__Data supplied__:

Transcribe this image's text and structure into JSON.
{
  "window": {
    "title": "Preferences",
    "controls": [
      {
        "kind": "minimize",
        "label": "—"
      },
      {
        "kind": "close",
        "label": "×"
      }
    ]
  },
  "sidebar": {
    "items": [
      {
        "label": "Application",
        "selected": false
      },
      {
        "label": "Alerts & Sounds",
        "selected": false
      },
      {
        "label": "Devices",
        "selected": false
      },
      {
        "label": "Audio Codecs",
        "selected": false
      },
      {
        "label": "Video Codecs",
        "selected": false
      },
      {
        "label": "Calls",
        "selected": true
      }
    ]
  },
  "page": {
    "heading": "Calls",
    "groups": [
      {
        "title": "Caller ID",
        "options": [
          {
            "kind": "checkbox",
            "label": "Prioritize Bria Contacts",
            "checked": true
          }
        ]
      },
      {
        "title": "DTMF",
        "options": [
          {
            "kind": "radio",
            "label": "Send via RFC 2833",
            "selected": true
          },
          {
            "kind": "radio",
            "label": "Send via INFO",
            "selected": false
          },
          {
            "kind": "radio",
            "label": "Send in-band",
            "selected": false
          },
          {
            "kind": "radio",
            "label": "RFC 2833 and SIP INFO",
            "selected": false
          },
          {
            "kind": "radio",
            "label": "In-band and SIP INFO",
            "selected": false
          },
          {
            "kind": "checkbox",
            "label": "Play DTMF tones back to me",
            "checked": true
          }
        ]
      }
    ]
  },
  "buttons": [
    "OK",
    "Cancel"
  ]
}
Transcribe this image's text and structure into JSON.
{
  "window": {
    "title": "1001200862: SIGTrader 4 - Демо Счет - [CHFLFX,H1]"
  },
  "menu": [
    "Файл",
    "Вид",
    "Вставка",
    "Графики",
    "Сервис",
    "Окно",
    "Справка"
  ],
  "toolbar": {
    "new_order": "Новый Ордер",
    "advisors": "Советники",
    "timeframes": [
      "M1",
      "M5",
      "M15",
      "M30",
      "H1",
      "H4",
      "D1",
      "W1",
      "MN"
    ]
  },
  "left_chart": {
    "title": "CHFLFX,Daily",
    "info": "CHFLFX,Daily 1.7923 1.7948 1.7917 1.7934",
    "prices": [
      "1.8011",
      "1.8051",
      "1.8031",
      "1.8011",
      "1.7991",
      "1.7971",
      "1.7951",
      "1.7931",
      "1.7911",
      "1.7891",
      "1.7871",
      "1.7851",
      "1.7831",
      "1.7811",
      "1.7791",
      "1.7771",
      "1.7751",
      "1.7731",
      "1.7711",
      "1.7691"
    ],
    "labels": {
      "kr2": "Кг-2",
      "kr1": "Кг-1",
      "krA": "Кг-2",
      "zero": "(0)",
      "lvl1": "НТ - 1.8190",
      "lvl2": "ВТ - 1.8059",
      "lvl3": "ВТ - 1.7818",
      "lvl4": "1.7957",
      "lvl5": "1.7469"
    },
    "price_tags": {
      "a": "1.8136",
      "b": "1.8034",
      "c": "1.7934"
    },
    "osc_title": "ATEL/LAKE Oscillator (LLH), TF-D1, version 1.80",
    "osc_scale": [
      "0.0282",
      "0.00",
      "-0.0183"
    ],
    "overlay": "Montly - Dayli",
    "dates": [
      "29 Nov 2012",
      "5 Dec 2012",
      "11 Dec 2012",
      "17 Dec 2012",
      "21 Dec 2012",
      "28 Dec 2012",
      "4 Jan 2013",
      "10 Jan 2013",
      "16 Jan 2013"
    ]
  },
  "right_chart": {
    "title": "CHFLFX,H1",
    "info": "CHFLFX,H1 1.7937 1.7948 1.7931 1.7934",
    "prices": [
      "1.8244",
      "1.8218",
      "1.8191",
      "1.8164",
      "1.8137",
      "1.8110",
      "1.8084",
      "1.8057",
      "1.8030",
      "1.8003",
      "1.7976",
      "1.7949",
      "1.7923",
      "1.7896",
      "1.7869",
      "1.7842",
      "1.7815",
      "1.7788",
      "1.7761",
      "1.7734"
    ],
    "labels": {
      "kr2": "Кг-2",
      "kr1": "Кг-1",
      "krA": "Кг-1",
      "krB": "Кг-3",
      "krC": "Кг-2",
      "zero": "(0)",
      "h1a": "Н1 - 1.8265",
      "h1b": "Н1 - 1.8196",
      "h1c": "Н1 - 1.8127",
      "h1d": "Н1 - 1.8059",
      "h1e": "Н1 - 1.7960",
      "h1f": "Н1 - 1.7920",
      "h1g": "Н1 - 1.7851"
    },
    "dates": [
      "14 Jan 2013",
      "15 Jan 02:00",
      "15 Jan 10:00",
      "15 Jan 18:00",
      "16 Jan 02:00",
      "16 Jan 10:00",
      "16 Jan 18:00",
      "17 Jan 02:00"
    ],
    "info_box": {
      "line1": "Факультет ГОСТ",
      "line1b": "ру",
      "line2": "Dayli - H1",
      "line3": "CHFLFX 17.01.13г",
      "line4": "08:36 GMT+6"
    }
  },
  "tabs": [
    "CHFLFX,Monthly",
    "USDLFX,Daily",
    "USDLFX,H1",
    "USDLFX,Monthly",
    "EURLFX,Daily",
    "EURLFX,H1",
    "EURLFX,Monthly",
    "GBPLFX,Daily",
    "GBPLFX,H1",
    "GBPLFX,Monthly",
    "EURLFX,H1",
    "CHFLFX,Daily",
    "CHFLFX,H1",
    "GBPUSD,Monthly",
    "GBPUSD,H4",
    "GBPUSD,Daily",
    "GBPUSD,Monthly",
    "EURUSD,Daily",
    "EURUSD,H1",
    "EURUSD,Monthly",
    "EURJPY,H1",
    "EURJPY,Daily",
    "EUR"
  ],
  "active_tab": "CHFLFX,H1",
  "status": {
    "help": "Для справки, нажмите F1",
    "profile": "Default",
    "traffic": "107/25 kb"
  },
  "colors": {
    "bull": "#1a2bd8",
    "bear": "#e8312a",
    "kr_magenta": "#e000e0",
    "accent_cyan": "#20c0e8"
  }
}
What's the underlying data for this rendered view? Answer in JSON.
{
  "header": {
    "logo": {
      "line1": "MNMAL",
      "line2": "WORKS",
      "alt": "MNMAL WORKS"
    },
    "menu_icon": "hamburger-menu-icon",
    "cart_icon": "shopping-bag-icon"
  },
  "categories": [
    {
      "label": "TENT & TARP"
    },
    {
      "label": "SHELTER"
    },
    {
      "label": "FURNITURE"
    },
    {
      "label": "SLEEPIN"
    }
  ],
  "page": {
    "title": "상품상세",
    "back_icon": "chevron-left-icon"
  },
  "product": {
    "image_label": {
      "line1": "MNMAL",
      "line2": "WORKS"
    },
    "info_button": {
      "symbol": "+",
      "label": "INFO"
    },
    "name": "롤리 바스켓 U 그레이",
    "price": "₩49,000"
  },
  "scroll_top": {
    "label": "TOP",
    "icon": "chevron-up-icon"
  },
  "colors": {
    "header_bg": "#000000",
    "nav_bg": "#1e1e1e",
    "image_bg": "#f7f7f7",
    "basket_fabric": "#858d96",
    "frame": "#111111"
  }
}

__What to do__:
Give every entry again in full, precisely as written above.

__Result__:
Transcribe this image's text and structure into JSON.
{
  "window": {
    "title": "Preferences",
    "controls": [
      {
        "kind": "minimize",
        "label": "—"
      },
      {
        "kind": "close",
        "label": "×"
      }
    ]
  },
  "sidebar": {
    "items": [
      {
        "label": "Application",
        "selected": false
      },
      {
        "label": "Alerts & Sounds",
        "selected": false
      },
      {
        "label": "Devices",
        "selected": false
      },
      {
        "label": "Audio Codecs",
        "selected": false
      },
      {
        "label": "Video Codecs",
        "selected": false
      },
      {
        "label": "Calls",
        "selected": true
      }
    ]
  },
  "page": {
    "heading": "Calls",
    "groups": [
      {
        "title": "Caller ID",
        "options": [
          {
            "kind": "checkbox",
            "label": "Prioritize Bria Contacts",
            "checked": true
          }
        ]
      },
      {
        "title": "DTMF",
        "options": [
          {
            "kind": "radio",
            "label": "Send via RFC 2833",
            "selected": true
          },
          {
            "kind": "radio",
            "label": "Send via INFO",
            "selected": false
          },
          {
            "kind": "radio",
            "label": "Send in-band",
            "selected": false
          },
          {
            "kind": "radio",
            "label": "RFC 2833 and SIP INFO",
            "selected": false
          },
          {
            "kind": "radio",
            "label": "In-band and SIP INFO",
            "selected": false
          },
          {
            "kind": "checkbox",
            "label": "Play DTMF tones back to me",
            "checked": true
          }
        ]
      }
    ]
  },
  "buttons": [
    "OK",
    "Cancel"
  ]
}
Transcribe this image's text and structure into JSON.
{
  "window": {
    "title": "1001200862: SIGTrader 4 - Демо Счет - [CHFLFX,H1]"
  },
  "menu": [
    "Файл",
    "Вид",
    "Вставка",
    "Графики",
    "Сервис",
    "Окно",
    "Справка"
  ],
  "toolbar": {
    "new_order": "Новый Ордер",
    "advisors": "Советники",
    "timeframes": [
      "M1",
      "M5",
      "M15",
      "M30",
      "H1",
      "H4",
      "D1",
      "W1",
      "MN"
    ]
  },
  "left_chart": {
    "title": "CHFLFX,Daily",
    "info": "CHFLFX,Daily 1.7923 1.7948 1.7917 1.7934",
    "prices": [
      "1.8011",
      "1.8051",
      "1.8031",
      "1.8011",
      "1.7991",
      "1.7971",
      "1.7951",
      "1.7931",
      "1.7911",
      "1.7891",
      "1.7871",
      "1.7851",
      "1.7831",
      "1.7811",
      "1.7791",
      "1.7771",
      "1.7751",
      "1.7731",
      "1.7711",
      "1.7691"
    ],
    "labels": {
      "kr2": "Кг-2",
      "kr1": "Кг-1",
      "krA": "Кг-2",
      "zero": "(0)",
      "lvl1": "НТ - 1.8190",
      "lvl2": "ВТ - 1.8059",
      "lvl3": "ВТ - 1.7818",
      "lvl4": "1.7957",
      "lvl5": "1.7469"
    },
    "price_tags": {
      "a": "1.8136",
      "b": "1.8034",
      "c": "1.7934"
    },
    "osc_title": "ATEL/LAKE Oscillator (LLH), TF-D1, version 1.80",
    "osc_scale": [
      "0.0282",
      "0.00",
      "-0.0183"
    ],
    "overlay": "Montly - Dayli",
    "dates": [
      "29 Nov 2012",
      "5 Dec 2012",
      "11 Dec 2012",
      "17 Dec 2012",
      "21 Dec 2012",
      "28 Dec 2012",
      "4 Jan 2013",
      "10 Jan 2013",
      "16 Jan 2013"
    ]
  },
  "right_chart": {
    "title": "CHFLFX,H1",
    "info": "CHFLFX,H1 1.7937 1.7948 1.7931 1.7934",
    "prices": [
      "1.8244",
      "1.8218",
      "1.8191",
      "1.8164",
      "1.8137",
      "1.8110",
      "1.8084",
      "1.8057",
      "1.8030",
      "1.8003",
      "1.7976",
      "1.7949",
      "1.7923",
      "1.7896",
      "1.7869",
      "1.7842",
      "1.7815",
      "1.7788",
      "1.7761",
      "1.7734"
    ],
    "labels": {
      "kr2": "Кг-2",
      "kr1": "Кг-1",
      "krA": "Кг-1",
      "krB": "Кг-3",
      "krC": "Кг-2",
      "zero": "(0)",
      "h1a": "Н1 - 1.8265",
      "h1b": "Н1 - 1.8196",
      "h1c": "Н1 - 1.8127",
      "h1d": "Н1 - 1.8059",
      "h1e": "Н1 - 1.7960",
      "h1f": "Н1 - 1.7920",
      "h1g": "Н1 - 1.7851"
    },
    "dates": [
      "14 Jan 2013",
      "15 Jan 02:00",
      "15 Jan 10:00",
      "15 Jan 18:00",
      "16 Jan 02:00",
      "16 Jan 10:00",
      "16 Jan 18:00",
      "17 Jan 02:00"
    ],
    "info_box": {
      "line1": "Факультет ГОСТ",
      "line1b": "ру",
      "line2": "Dayli - H1",
      "line3": "CHFLFX 17.01.13г",
      "line4": "08:36 GMT+6"
    }
  },
  "tabs": [
    "CHFLFX,Monthly",
    "USDLFX,Daily",
    "USDLFX,H1",
    "USDLFX,Monthly",
    "EURLFX,Daily",
    "EURLFX,H1",
    "EURLFX,Monthly",
    "GBPLFX,Daily",
    "GBPLFX,H1",
    "GBPLFX,Monthly",
    "EURLFX,H1",
    "CHFLFX,Daily",
    "CHFLFX,H1",
    "GBPUSD,Monthly",
    "GBPUSD,H4",
    "GBPUSD,Daily",
    "GBPUSD,Monthly",
    "EURUSD,Daily",
    "EURUSD,H1",
    "EURUSD,Monthly",
    "EURJPY,H1",
    "EURJPY,Daily",
    "EUR"
  ],
  "active_tab": "CHFLFX,H1",
  "status": {
    "help": "Для справки, нажмите F1",
    "profile": "Default",
    "traffic": "107/25 kb"
  },
  "colors": {
    "bull": "#1a2bd8",
    "bear": "#e8312a",
    "kr_magenta": "#e000e0",
    "accent_cyan": "#20c0e8"
  }
}
What's the underlying data for this rendered view? Answer in JSON.
{
  "header": {
    "logo": {
      "line1": "MNMAL",
      "line2": "WORKS",
      "alt": "MNMAL WORKS"
    },
    "menu_icon": "hamburger-menu-icon",
    "cart_icon": "shopping-bag-icon"
  },
  "categories": [
    {
      "label": "TENT & TARP"
    },
    {
      "label": "SHELTER"
    },
    {
      "label": "FURNITURE"
    },
    {
      "label": "SLEEPIN"
    }
  ],
  "page": {
    "title": "상품상세",
    "back_icon": "chevron-left-icon"
  },
  "product": {
    "image_label": {
      "line1": "MNMAL",
      "line2": "WORKS"
    },
    "info_button": {
      "symbol": "+",
      "label": "INFO"
    },
    "name": "롤리 바스켓 U 그레이",
    "price": "₩49,000"
  },
  "scroll_top": {
    "label": "TOP",
    "icon": "chevron-up-icon"
  },
  "colors": {
    "header_bg": "#000000",
    "nav_bg": "#1e1e1e",
    "image_bg": "#f7f7f7",
    "basket_fabric": "#858d96",
    "frame": "#111111"
  }
}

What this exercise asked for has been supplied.